: Iliev, Oleg; Kirsch, Ralf; Lakdawala, Zahra; Rief, Stefan; Steiner, Konrad


Neunzert, Helmut; Prätzel-Wolters, Dieter:
Currents in Industrial Mathematics. From Concepts to Research to Education
Berlin: Springer, 2015
ISBN: 978-3-662-48257-5 (Print)
ISBN: 978-3-662-48258-2 (Online)
ISBN: 3-662-48258-4
Aufsatz in Buch
Fraunhofer ITWM ()
modeling; computer simulation; filtration; numerical algorithm

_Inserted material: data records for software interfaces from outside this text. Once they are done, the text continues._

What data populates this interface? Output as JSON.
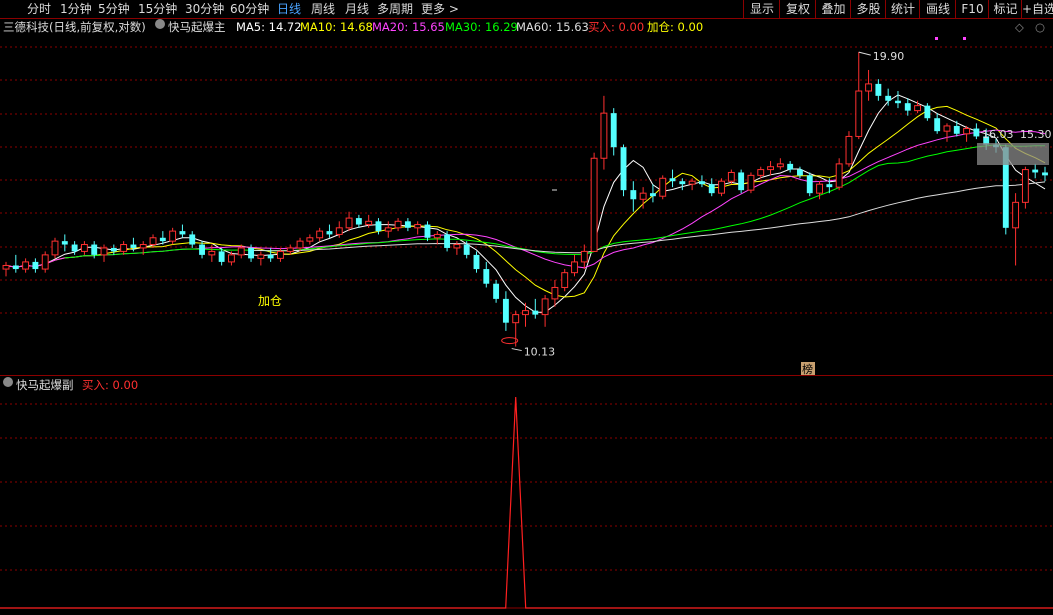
{
  "toolbar": {
    "periods": [
      {
        "label": "分时",
        "active": false
      },
      {
        "label": "1分钟",
        "active": false
      },
      {
        "label": "5分钟",
        "active": false
      },
      {
        "label": "15分钟",
        "active": false
      },
      {
        "label": "30分钟",
        "active": false
      },
      {
        "label": "60分钟",
        "active": false
      },
      {
        "label": "日线",
        "active": true
      },
      {
        "label": "周线",
        "active": false
      },
      {
        "label": "月线",
        "active": false
      },
      {
        "label": "多周期",
        "active": false
      },
      {
        "label": "更多 >",
        "active": false
      }
    ],
    "right_buttons": [
      "显示",
      "复权",
      "叠加",
      "多股",
      "统计",
      "画线",
      "F10",
      "标记",
      "+自选"
    ]
  },
  "main_legend": {
    "stock": "三德科技(日线,前复权,对数)",
    "indicator": "快马起爆主",
    "ma5": "MA5: 14.72",
    "ma10": "MA10: 14.68",
    "ma20": "MA20: 15.65",
    "ma30": "MA30: 16.29",
    "ma60": "MA60: 15.63",
    "buy": "买入: 0.00",
    "add": "加仓: 0.00"
  },
  "sub_legend": {
    "indicator": "快马起爆副",
    "buy": "买入: 0.00"
  },
  "annotations": {
    "high_label": "19.90",
    "low_label": "10.13",
    "add_label": "加仓",
    "rank_label": "榜",
    "price_label_1": "16.03",
    "price_label_2": "15.30",
    "buy_tag": "买入"
  },
  "colors": {
    "up": "#ff3030",
    "down": "#54ffff",
    "ma5": "#ffffff",
    "ma10": "#ffff00",
    "ma20": "#ff44ff",
    "ma30": "#00ff00",
    "ma60": "#dcdcdc",
    "grid": "#8b0000"
  },
  "chart_data": {
    "type": "candlestick",
    "candles_ohlc": [
      [
        12.1,
        12.3,
        11.9,
        12.2
      ],
      [
        12.2,
        12.5,
        12.0,
        12.1
      ],
      [
        12.1,
        12.4,
        12.0,
        12.3
      ],
      [
        12.3,
        12.4,
        12.0,
        12.1
      ],
      [
        12.1,
        12.6,
        12.0,
        12.5
      ],
      [
        12.5,
        13.0,
        12.4,
        12.9
      ],
      [
        12.9,
        13.1,
        12.6,
        12.8
      ],
      [
        12.8,
        12.9,
        12.5,
        12.6
      ],
      [
        12.6,
        12.9,
        12.5,
        12.8
      ],
      [
        12.8,
        12.9,
        12.4,
        12.5
      ],
      [
        12.5,
        12.8,
        12.3,
        12.7
      ],
      [
        12.7,
        12.8,
        12.5,
        12.6
      ],
      [
        12.6,
        12.9,
        12.5,
        12.8
      ],
      [
        12.8,
        13.0,
        12.6,
        12.7
      ],
      [
        12.7,
        12.9,
        12.5,
        12.8
      ],
      [
        12.8,
        13.1,
        12.7,
        13.0
      ],
      [
        13.0,
        13.2,
        12.8,
        12.9
      ],
      [
        12.9,
        13.3,
        12.8,
        13.2
      ],
      [
        13.2,
        13.4,
        13.0,
        13.1
      ],
      [
        13.1,
        13.2,
        12.7,
        12.8
      ],
      [
        12.8,
        12.9,
        12.4,
        12.5
      ],
      [
        12.5,
        12.8,
        12.3,
        12.6
      ],
      [
        12.6,
        12.7,
        12.2,
        12.3
      ],
      [
        12.3,
        12.6,
        12.2,
        12.5
      ],
      [
        12.5,
        12.8,
        12.4,
        12.7
      ],
      [
        12.7,
        12.8,
        12.3,
        12.4
      ],
      [
        12.4,
        12.6,
        12.2,
        12.5
      ],
      [
        12.5,
        12.7,
        12.3,
        12.4
      ],
      [
        12.4,
        12.7,
        12.3,
        12.6
      ],
      [
        12.6,
        12.8,
        12.5,
        12.7
      ],
      [
        12.7,
        13.0,
        12.6,
        12.9
      ],
      [
        12.9,
        13.1,
        12.8,
        13.0
      ],
      [
        13.0,
        13.3,
        12.9,
        13.2
      ],
      [
        13.2,
        13.4,
        13.0,
        13.1
      ],
      [
        13.1,
        13.5,
        13.0,
        13.3
      ],
      [
        13.3,
        13.8,
        13.2,
        13.6
      ],
      [
        13.6,
        13.7,
        13.3,
        13.4
      ],
      [
        13.4,
        13.7,
        13.3,
        13.5
      ],
      [
        13.5,
        13.6,
        13.1,
        13.2
      ],
      [
        13.2,
        13.5,
        13.0,
        13.3
      ],
      [
        13.3,
        13.6,
        13.2,
        13.5
      ],
      [
        13.5,
        13.6,
        13.2,
        13.3
      ],
      [
        13.3,
        13.5,
        13.1,
        13.4
      ],
      [
        13.4,
        13.5,
        12.9,
        13.0
      ],
      [
        13.0,
        13.2,
        12.8,
        13.1
      ],
      [
        13.1,
        13.2,
        12.6,
        12.7
      ],
      [
        12.7,
        12.9,
        12.5,
        12.8
      ],
      [
        12.8,
        12.9,
        12.4,
        12.5
      ],
      [
        12.5,
        12.6,
        12.0,
        12.1
      ],
      [
        12.1,
        12.3,
        11.6,
        11.7
      ],
      [
        11.7,
        11.8,
        11.2,
        11.3
      ],
      [
        11.3,
        11.5,
        10.5,
        10.7
      ],
      [
        10.7,
        11.0,
        10.13,
        10.9
      ],
      [
        10.9,
        11.2,
        10.6,
        11.0
      ],
      [
        11.0,
        11.3,
        10.8,
        10.9
      ],
      [
        10.9,
        11.4,
        10.6,
        11.3
      ],
      [
        11.3,
        11.8,
        11.1,
        11.6
      ],
      [
        11.6,
        12.1,
        11.5,
        12.0
      ],
      [
        12.0,
        12.5,
        11.9,
        12.3
      ],
      [
        12.3,
        12.8,
        12.1,
        12.6
      ],
      [
        12.6,
        15.8,
        12.6,
        15.6
      ],
      [
        15.6,
        18.0,
        15.2,
        17.3
      ],
      [
        17.3,
        17.5,
        15.7,
        16.0
      ],
      [
        16.0,
        16.1,
        14.3,
        14.5
      ],
      [
        14.5,
        14.8,
        13.8,
        14.2
      ],
      [
        14.2,
        14.6,
        13.9,
        14.4
      ],
      [
        14.4,
        14.7,
        14.1,
        14.3
      ],
      [
        14.3,
        15.0,
        14.2,
        14.9
      ],
      [
        14.9,
        15.2,
        14.6,
        14.8
      ],
      [
        14.8,
        14.9,
        14.5,
        14.7
      ],
      [
        14.7,
        14.9,
        14.5,
        14.8
      ],
      [
        14.8,
        15.0,
        14.6,
        14.7
      ],
      [
        14.7,
        14.9,
        14.3,
        14.4
      ],
      [
        14.4,
        14.9,
        14.3,
        14.8
      ],
      [
        14.8,
        15.2,
        14.7,
        15.1
      ],
      [
        15.1,
        15.2,
        14.4,
        14.5
      ],
      [
        14.5,
        15.1,
        14.4,
        15.0
      ],
      [
        15.0,
        15.3,
        14.9,
        15.2
      ],
      [
        15.2,
        15.5,
        15.0,
        15.3
      ],
      [
        15.3,
        15.6,
        15.2,
        15.4
      ],
      [
        15.4,
        15.5,
        15.1,
        15.2
      ],
      [
        15.2,
        15.3,
        14.9,
        15.0
      ],
      [
        15.0,
        15.1,
        14.3,
        14.4
      ],
      [
        14.4,
        14.8,
        14.2,
        14.7
      ],
      [
        14.7,
        14.9,
        14.4,
        14.6
      ],
      [
        14.6,
        15.6,
        14.5,
        15.4
      ],
      [
        15.4,
        16.6,
        15.3,
        16.4
      ],
      [
        16.4,
        19.9,
        16.3,
        18.2
      ],
      [
        18.2,
        19.1,
        17.8,
        18.5
      ],
      [
        18.5,
        18.7,
        17.8,
        18.0
      ],
      [
        18.0,
        18.3,
        17.6,
        17.8
      ],
      [
        17.8,
        18.2,
        17.5,
        17.7
      ],
      [
        17.7,
        17.9,
        17.2,
        17.4
      ],
      [
        17.4,
        17.8,
        17.3,
        17.6
      ],
      [
        17.6,
        17.7,
        17.0,
        17.1
      ],
      [
        17.1,
        17.3,
        16.5,
        16.6
      ],
      [
        16.6,
        16.9,
        16.2,
        16.8
      ],
      [
        16.8,
        17.0,
        16.4,
        16.5
      ],
      [
        16.5,
        16.8,
        16.2,
        16.7
      ],
      [
        16.7,
        16.9,
        16.3,
        16.4
      ],
      [
        16.4,
        16.7,
        15.9,
        16.1
      ],
      [
        16.1,
        16.3,
        15.8,
        16.0
      ],
      [
        16.0,
        16.1,
        13.1,
        13.3
      ],
      [
        13.3,
        14.4,
        12.2,
        14.1
      ],
      [
        14.1,
        15.3,
        13.9,
        15.2
      ],
      [
        15.2,
        15.4,
        14.9,
        15.1
      ],
      [
        15.1,
        15.3,
        14.8,
        15.0
      ]
    ],
    "price_labels": [
      "19.90",
      "10.13",
      "16.03",
      "15.30"
    ],
    "sub_signal": {
      "type": "line",
      "peak_index": 52,
      "peak_value": 1.0
    }
  }
}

Finding advanced filtration and separation solutions is often critical for the development of highly efficient and reliable products and tools, as well as for ensuring a high quality of life. In fact, it is difficult to find an industry where filters do not play an important role. A car, for example, contains filters for transmission fluid, fuel, engine air, cabin air, coolant, and brake fluid. Furthermore, the quality of our drinking water, the treatment of wastewater, and the air we breathe all depend critically on filtration solutions. The filtration and purification business is expanding greatly, with scores of large companies and thousands of SMEs competing fiercely to develop better filters. Industrial demand for innovative filtration solutions is growing rapidly, along with a more intensive usage of Computer Aided Engineering (CAE) in filter design processes. Comprehensive mathematical studies need to be carried out to provide engineers with proper CAE tools and approaches. The solid-liquid and solid-gas separation processes discussed in this chapter are intrinsically multiscale, multiphysics processes. Dust particle and pore size in filter media may vary from the sub-micron scale to hundreds of microns, while a filter element may range from several centimeters to several meters in size. Depending on the operating conditions and the material properties, the filter media may behave as a rigid body or be deformable. This chapter provides an overview of the industrial and mathematical challenges in modeling and simulating filtration processes, along with a summary of the basic achievements of the Fraunhofer ITWM in this area. Approaches for the microscale (pore scale) and macroscale (filter element scale) investigation of filtration processes are discussed in detail, along with a recently developed method for treating the coupled multiscale filtration problem. Software tools developed in the last decade are described. Finally, some success stories are presented to illustrate the potential of industrial mathematics for solving practical problems.